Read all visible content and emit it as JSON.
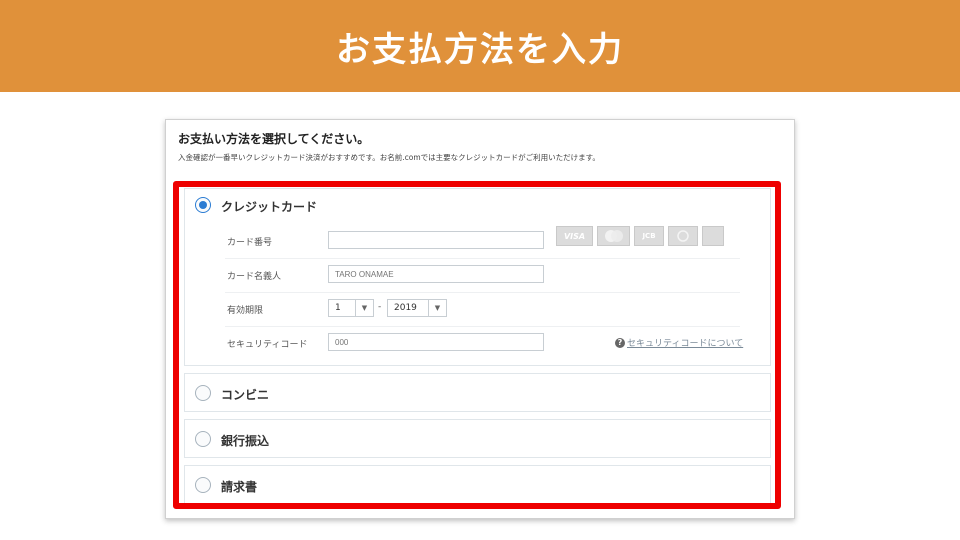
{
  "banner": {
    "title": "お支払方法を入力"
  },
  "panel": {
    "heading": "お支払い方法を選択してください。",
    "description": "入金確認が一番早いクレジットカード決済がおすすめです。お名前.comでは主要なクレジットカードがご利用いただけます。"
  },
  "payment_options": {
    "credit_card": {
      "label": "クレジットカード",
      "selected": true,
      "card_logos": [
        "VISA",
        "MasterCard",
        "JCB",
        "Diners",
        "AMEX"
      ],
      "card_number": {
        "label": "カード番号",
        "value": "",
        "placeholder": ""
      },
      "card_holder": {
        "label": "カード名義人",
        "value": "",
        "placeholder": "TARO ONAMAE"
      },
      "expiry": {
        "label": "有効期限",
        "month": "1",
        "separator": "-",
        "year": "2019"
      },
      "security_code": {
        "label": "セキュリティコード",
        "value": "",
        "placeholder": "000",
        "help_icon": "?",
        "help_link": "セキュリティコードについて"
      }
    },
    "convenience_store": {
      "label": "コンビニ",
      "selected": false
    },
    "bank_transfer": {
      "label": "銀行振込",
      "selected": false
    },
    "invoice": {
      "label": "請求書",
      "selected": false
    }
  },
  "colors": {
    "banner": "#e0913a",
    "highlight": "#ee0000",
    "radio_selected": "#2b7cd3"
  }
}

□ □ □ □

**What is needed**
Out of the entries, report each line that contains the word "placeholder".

**Answer for this exercise**
        "placeholder": ""
        "placeholder": "TARO ONAMAE"
        "placeholder": "000",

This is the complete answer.